Antelope Flats Loop
One mile north of the turnoff to Moose, Antelope Flats Road heads east along Ditch Creek. This road provides an interesting side loop to dramatic views of the Tetons and a great chance to see bison, elk, antelope, and other wildlife.
Antelope Flats Road connects with other paved (and dirt) roads leading to Mormon Row, Teton Science School, Gros Ventre River Valley, and the town of Kelly. It forms a peaceful and beautiful out-of-the-way diversion from the crowds in other parts of the park.
Just south of the Antelope Flats junction is Blacktail Butte, a timbered knoll rising 1,000 feet over the surrounding sagebrush plains. It’s a favorite of rock climbers and has a hiking trail up the back (east) side. Climbing access is from a parking area off U.S. 26/89/191.
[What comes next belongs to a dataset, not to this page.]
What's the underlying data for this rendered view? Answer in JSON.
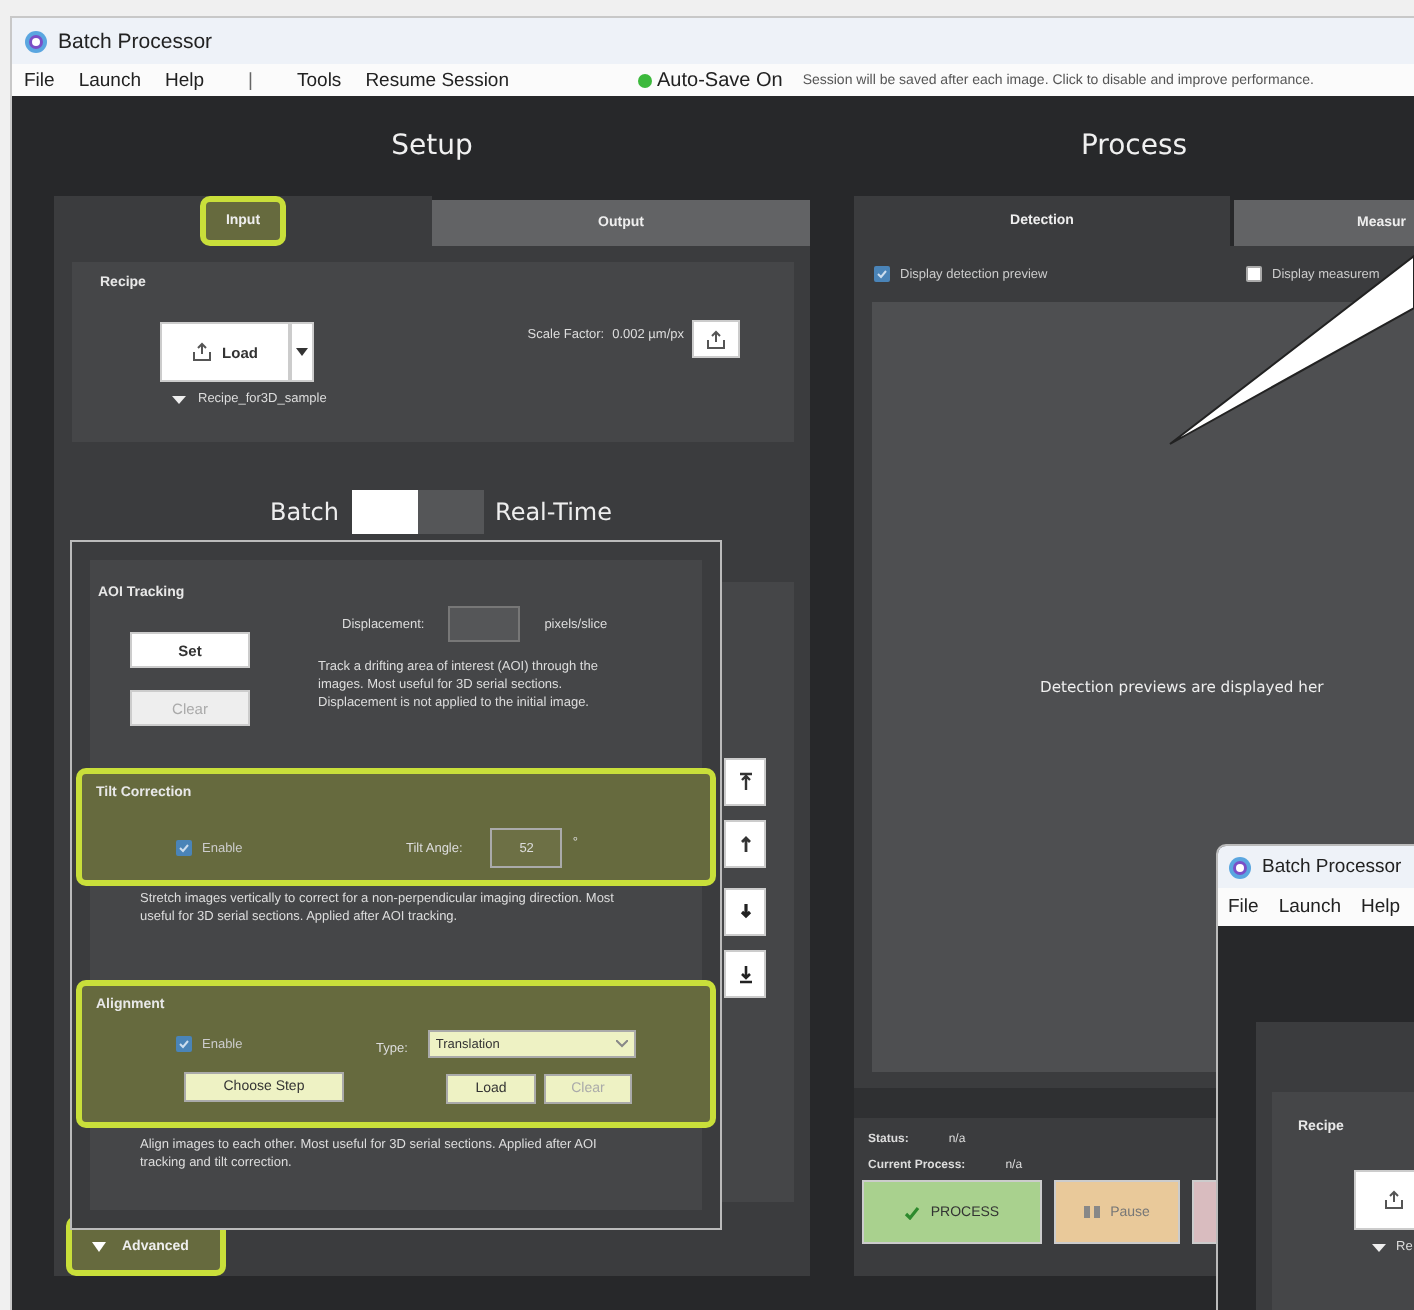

You will want to stop at the much-photographed old farm buildings known as Mormon Row. The farmland here was homesteaded by predominantly Mormon settlers in the early 1900s, but was later purchased by Rockefeller’s Snake River Land Company and transferred to the Park Service. Only one set of buildings—an acre of the Moulton Ranch—is still in private hands. The other buildings were allowed to decay until the 1990s, when the Park Service recognized their value and stepped in to preserve the structures. Herds of bison often wander past the old farmsteads in summer, providing one of the best places to view them. Also keep your eyes open for small groups of pronghorn antelope in the vicinity.
Shadow Mountain Area
This interesting area is found up a side road off Antelope Flats Road. Shadow Mountain Road (officially Forest Road 30340) is paved for the first mile or so but turns to gravel as it snakes rather steeply up the mountain. The road is definitely not recommended for RVs or trailers, or for any vehicles after rains, when some sections turn to slippery mud. Shadow Mountain (8,252 feet) is named for the shadows of the Tetons that fall across the mountain’s face each evening. The views from the top are truly amazing, with the Tetons in all their glory. Several dispersed campsites can be found along this route on Forest Service land.
Teton Science Schools
Hidden away in a valley along upper Ditch Creek is Teton Science Schools (TSS, 307/733-4765, www.tetonscience.org), a fine hands-on school for both young and old. Founded in 1967 as a summer field-biology program for high-school kids, TSS has grown into a year-round program with classes that run the gamut from elementary-school level all the way up to intensive college courses and a graduate program. Summertime visitors of all ages will enjoy classes on such diverse subjects as bird-banding, canoeing, sunset hikes, and elk-watching. These classes fill up fast, so make reservations early to be sure of a spot. The school’s excellent month-long wilderness emergency medical technician (EMT) course in early winter is one of the few programs of its kind in the nation.
Based at the old Elbo dude ranch (started in 1932), TSS includes two dormitories, a central kitchen, a dining area, and other log structures. Visitors to the school should visit the Murie Natural History Museum, which displays thousands of specimens of birds, mammals, and plants. Included are casts of animal tracks used by famed wildlife biologist Olaus Murie in producing his Peterson’s Guide to Animal Tracks. It’s open to the public, but call ahead to arrange an appointment.
Separately, the Jackson Campus of TSS occupies an 860-acre parcel west of town along Highway 22. This eco-friendly facility provides room for additional programs and lodging for guests, including those for “Road Scholars” (formerly Elderhostel). In addition, the school operates very popular Wildlife Expeditions (307/733-2623 or 888/945-3567, www.wildlifeexpeditions.org) with safaris throughout the Grand Teton and Yellowstone area.
© Don Pitcher from Moon Yellowstone & Grand Teton, 5th Edition